Within the listing below, please show every line carrying the string "sauce".
++++ Record excerpts ++++
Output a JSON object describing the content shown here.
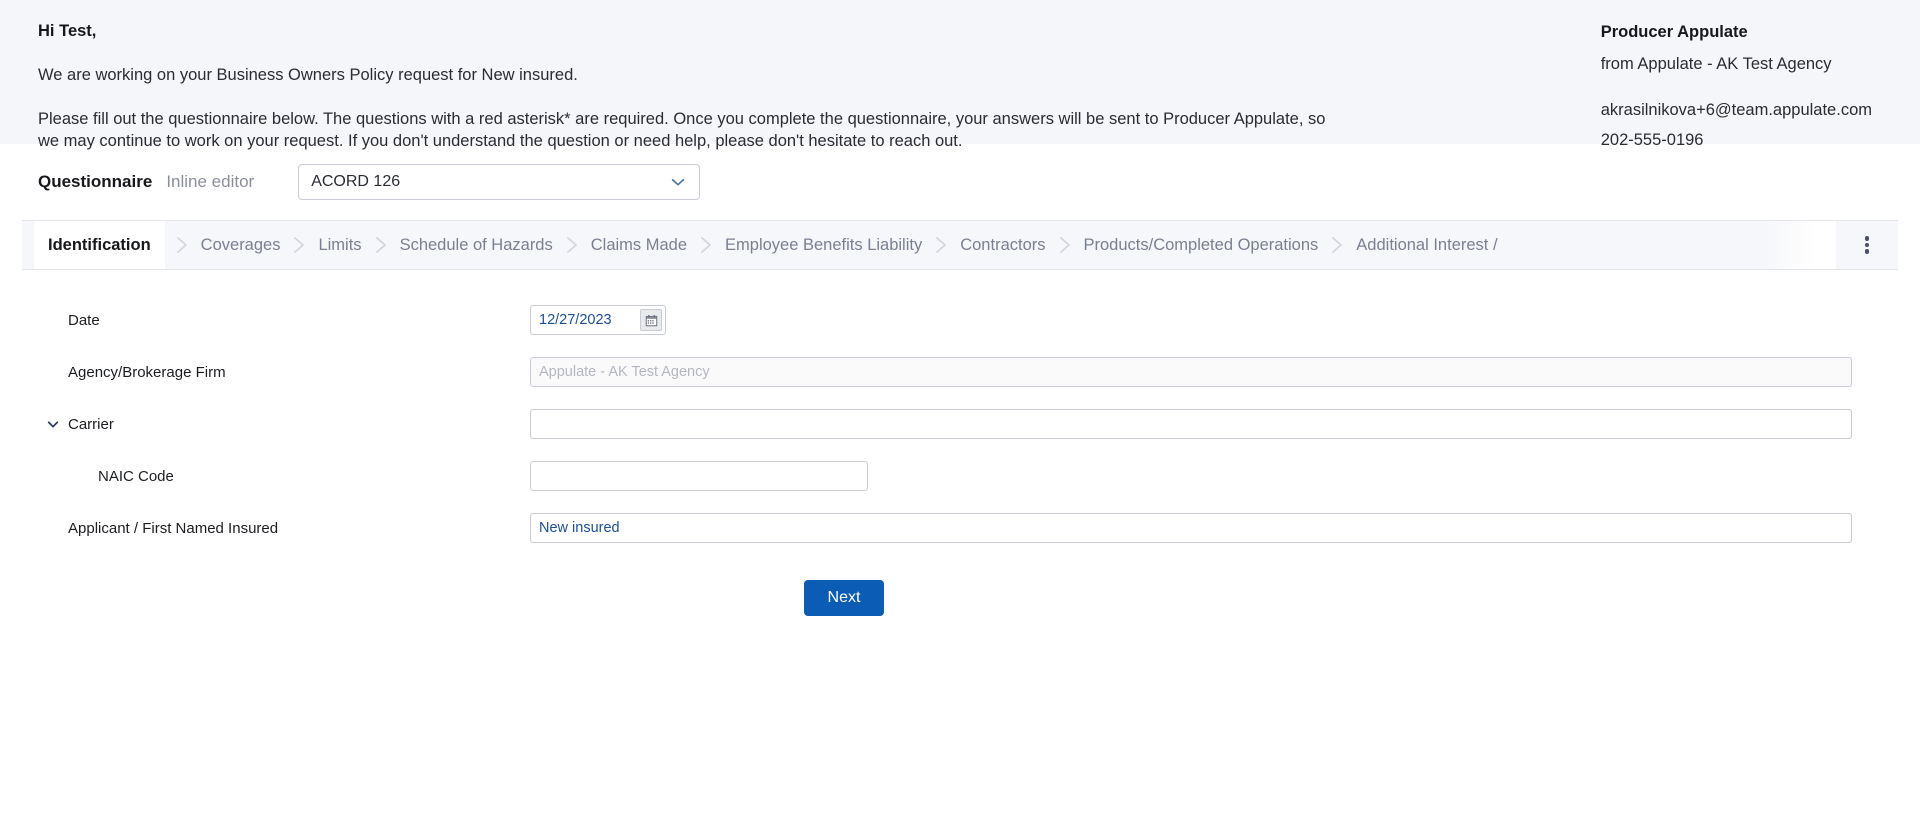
{
  "intro": {
    "greeting": "Hi Test,",
    "line1": "We are working on your Business Owners Policy request for New insured.",
    "line2": "Please fill out the questionnaire below. The questions with a red asterisk* are required. Once you complete the questionnaire, your answers will be sent to Producer Appulate, so we may continue to work on your request. If you don't understand the question or need help, please don't hesitate to reach out."
  },
  "producer": {
    "name": "Producer Appulate",
    "from": "from Appulate - AK Test Agency",
    "email": "akrasilnikova+6@team.appulate.com",
    "phone": "202-555-0196"
  },
  "questionnaire": {
    "title": "Questionnaire",
    "subtitle": "Inline editor",
    "form_selected": "ACORD 126",
    "form_options": [
      "ACORD 126"
    ],
    "select_icon": "chevron-down-icon",
    "more_icon": "kebab-menu-icon"
  },
  "tabs": [
    {
      "label": "Identification",
      "active": true
    },
    {
      "label": "Coverages",
      "active": false
    },
    {
      "label": "Limits",
      "active": false
    },
    {
      "label": "Schedule of Hazards",
      "active": false
    },
    {
      "label": "Claims Made",
      "active": false
    },
    {
      "label": "Employee Benefits Liability",
      "active": false
    },
    {
      "label": "Contractors",
      "active": false
    },
    {
      "label": "Products/Completed Operations",
      "active": false
    },
    {
      "label": "Additional Interest /",
      "active": false
    }
  ],
  "fields": {
    "date": {
      "label": "Date",
      "value": "12/27/2023",
      "calendar_icon": "calendar-icon"
    },
    "agency": {
      "label": "Agency/Brokerage Firm",
      "value": "",
      "placeholder": "Appulate - AK Test Agency"
    },
    "carrier": {
      "label": "Carrier",
      "value": "",
      "placeholder": "",
      "caret_icon": "chevron-down-icon"
    },
    "naic": {
      "label": "NAIC Code",
      "value": "",
      "placeholder": ""
    },
    "applicant": {
      "label": "Applicant / First Named Insured",
      "value": "New insured",
      "placeholder": ""
    }
  },
  "actions": {
    "next_label": "Next"
  },
  "colors": {
    "accent": "#0b5cb5",
    "band": "#f5f6fa",
    "tabstrip": "#f6f7fa",
    "value_text": "#1b4f9c",
    "muted": "#8b8f9c"
  }
}
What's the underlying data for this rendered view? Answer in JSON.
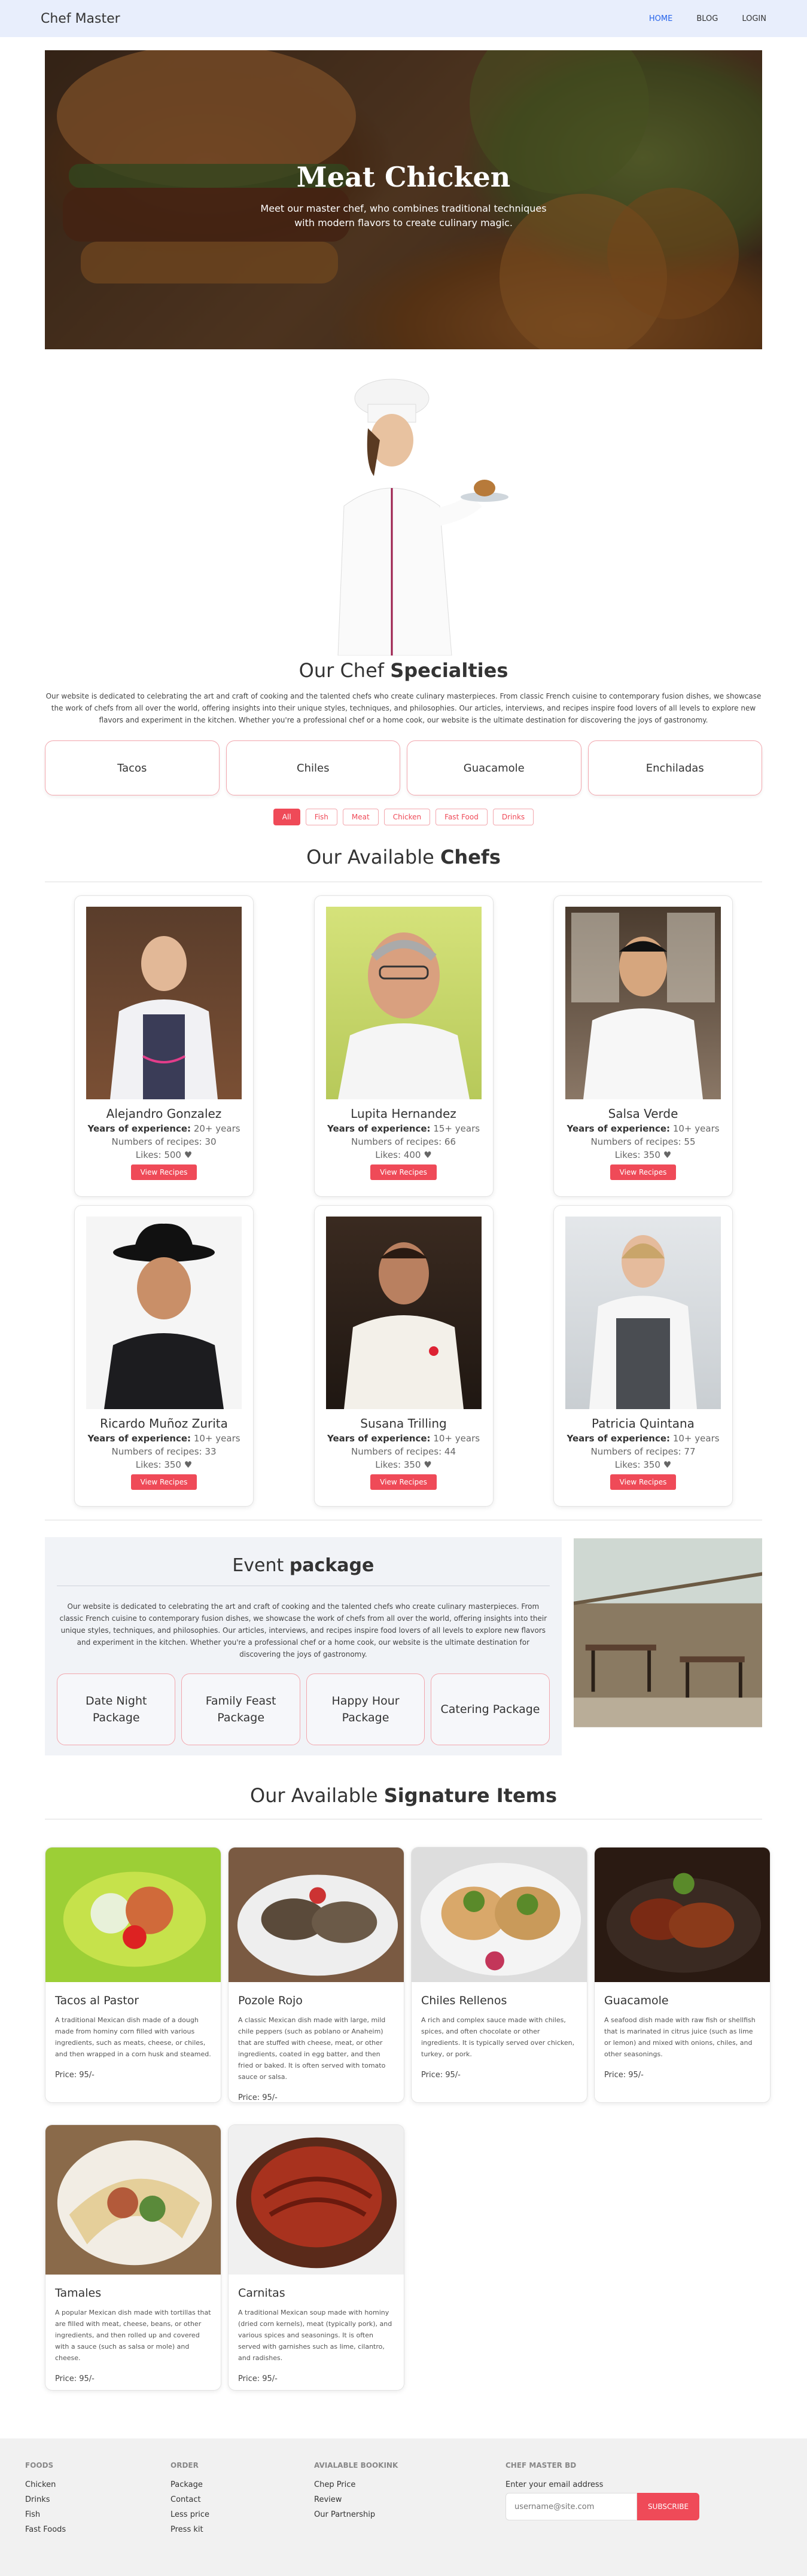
{
  "nav": {
    "brand": "Chef Master",
    "items": [
      "HOME",
      "BLOG",
      "LOGIN"
    ]
  },
  "hero": {
    "title": "Meat Chicken",
    "line1": "Meet our master chef, who combines traditional techniques",
    "line2": "with modern flavors to create culinary magic."
  },
  "about": {
    "title_a": "Our Chef ",
    "title_b": "Specialties",
    "text": "Our website is dedicated to celebrating the art and craft of cooking and the talented chefs who create culinary masterpieces. From classic French cuisine to contemporary fusion dishes, we showcase the work of chefs from all over the world, offering insights into their unique styles, techniques, and philosophies. Our articles, interviews, and recipes inspire food lovers of all levels to explore new flavors and experiment in the kitchen. Whether you're a professional chef or a home cook, our website is the ultimate destination for discovering the joys of gastronomy."
  },
  "categories": [
    "Tacos",
    "Chiles",
    "Guacamole",
    "Enchiladas"
  ],
  "filters": [
    "All",
    "Fish",
    "Meat",
    "Chicken",
    "Fast Food",
    "Drinks"
  ],
  "chefs_section": {
    "title_a": "Our Available ",
    "title_b": "Chefs"
  },
  "labels": {
    "exp": "Years of experience:",
    "rec": "Numbers of recipes:",
    "likes": "Likes:",
    "heart": "♥",
    "view": "View Recipes"
  },
  "chefs": [
    {
      "name": "Alejandro Gonzalez",
      "exp": "20+ years",
      "recipes": "30",
      "likes": "500"
    },
    {
      "name": "Lupita Hernandez",
      "exp": "15+ years",
      "recipes": "66",
      "likes": "400"
    },
    {
      "name": "Salsa Verde",
      "exp": "10+ years",
      "recipes": "55",
      "likes": "350"
    },
    {
      "name": "Ricardo Muñoz Zurita",
      "exp": "10+ years",
      "recipes": "33",
      "likes": "350"
    },
    {
      "name": "Susana Trilling",
      "exp": "10+ years",
      "recipes": "44",
      "likes": "350"
    },
    {
      "name": "Patricia Quintana",
      "exp": "10+ years",
      "recipes": "77",
      "likes": "350"
    }
  ],
  "event": {
    "title_a": "Event ",
    "title_b": "package",
    "text": "Our website is dedicated to celebrating the art and craft of cooking and the talented chefs who create culinary masterpieces. From classic French cuisine to contemporary fusion dishes, we showcase the work of chefs from all over the world, offering insights into their unique styles, techniques, and philosophies. Our articles, interviews, and recipes inspire food lovers of all levels to explore new flavors and experiment in the kitchen. Whether you're a professional chef or a home cook, our website is the ultimate destination for discovering the joys of gastronomy.",
    "packages": [
      "Date Night Package",
      "Family Feast Package",
      "Happy Hour Package",
      "Catering Package"
    ]
  },
  "signature": {
    "title_a": "Our Available ",
    "title_b": "Signature Items"
  },
  "items": [
    {
      "name": "Tacos al Pastor",
      "desc": "A traditional Mexican dish made of a dough made from hominy corn filled with various ingredients, such as meats, cheese, or chiles, and then wrapped in a corn husk and steamed.",
      "price": "Price: 95/-"
    },
    {
      "name": "Pozole Rojo",
      "desc": "A classic Mexican dish made with large, mild chile peppers (such as poblano or Anaheim) that are stuffed with cheese, meat, or other ingredients, coated in egg batter, and then fried or baked. It is often served with tomato sauce or salsa.",
      "price": "Price: 95/-"
    },
    {
      "name": "Chiles Rellenos",
      "desc": "A rich and complex sauce made with chiles, spices, and often chocolate or other ingredients. It is typically served over chicken, turkey, or pork.",
      "price": "Price: 95/-"
    },
    {
      "name": "Guacamole",
      "desc": "A seafood dish made with raw fish or shellfish that is marinated in citrus juice (such as lime or lemon) and mixed with onions, chiles, and other seasonings.",
      "price": "Price: 95/-"
    },
    {
      "name": "Tamales",
      "desc": "A popular Mexican dish made with tortillas that are filled with meat, cheese, beans, or other ingredients, and then rolled up and covered with a sauce (such as salsa or mole) and cheese.",
      "price": "Price: 95/-"
    },
    {
      "name": "Carnitas",
      "desc": "A traditional Mexican soup made with hominy (dried corn kernels), meat (typically pork), and various spices and seasonings. It is often served with garnishes such as lime, cilantro, and radishes.",
      "price": "Price: 95/-"
    }
  ],
  "footer": {
    "foods": {
      "title": "FOODS",
      "links": [
        "Chicken",
        "Drinks",
        "Fish",
        "Fast Foods"
      ]
    },
    "order": {
      "title": "ORDER",
      "links": [
        "Package",
        "Contact",
        "Less price",
        "Press kit"
      ]
    },
    "booking": {
      "title": "AVIALABLE BOOKINK",
      "links": [
        "Chep Price",
        "Review",
        "Our Partnership"
      ]
    },
    "newsletter": {
      "title": "CHEF MASTER BD",
      "label": "Enter your email address",
      "placeholder": "username@site.com",
      "button": "SUBSCRIBE"
    }
  }
}
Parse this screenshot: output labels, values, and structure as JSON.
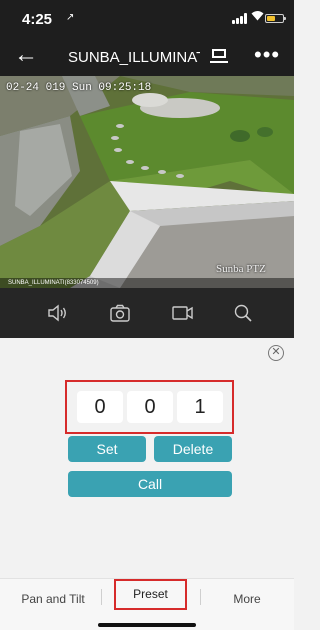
{
  "status_bar": {
    "time": "4:25",
    "location_glyph": "↗"
  },
  "nav": {
    "back_glyph": "←",
    "title": "SUNBA_ILLUMINAT...",
    "more_glyph": "•••"
  },
  "video": {
    "osd_time": "02-24 019 Sun 09:25:18",
    "watermark": "Sunba PTZ",
    "caption": "SUNBA_ILLUMINATI(833074509)"
  },
  "controls": {
    "icons": [
      "speaker-icon",
      "camera-icon",
      "video-record-icon",
      "search-icon"
    ]
  },
  "preset_panel": {
    "close_glyph": "✕",
    "digits": [
      "0",
      "0",
      "1"
    ],
    "set_label": "Set",
    "delete_label": "Delete",
    "call_label": "Call"
  },
  "tabs": {
    "pan_tilt": "Pan and Tilt",
    "preset": "Preset",
    "more": "More",
    "selected": "Preset"
  },
  "colors": {
    "accent": "#3aa2b2",
    "highlight_box": "#d62b2b",
    "battery": "#f2c12e"
  }
}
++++
**Solution to this exercise**
      "desc": "A classic Mexican dish made with large, mild chile peppers (such as poblano or Anaheim) that are stuffed with cheese, meat, or other ingredients, coated in egg batter, and then fried or baked. It is often served with tomato sauce or salsa.",
      "desc": "A rich and complex sauce made with chiles, spices, and often chocolate or other ingredients. It is typically served over chicken, turkey, or pork.",
      "desc": "A popular Mexican dish made with tortillas that are filled with meat, cheese, beans, or other ingredients, and then rolled up and covered with a sauce (such as salsa or mole) and cheese.",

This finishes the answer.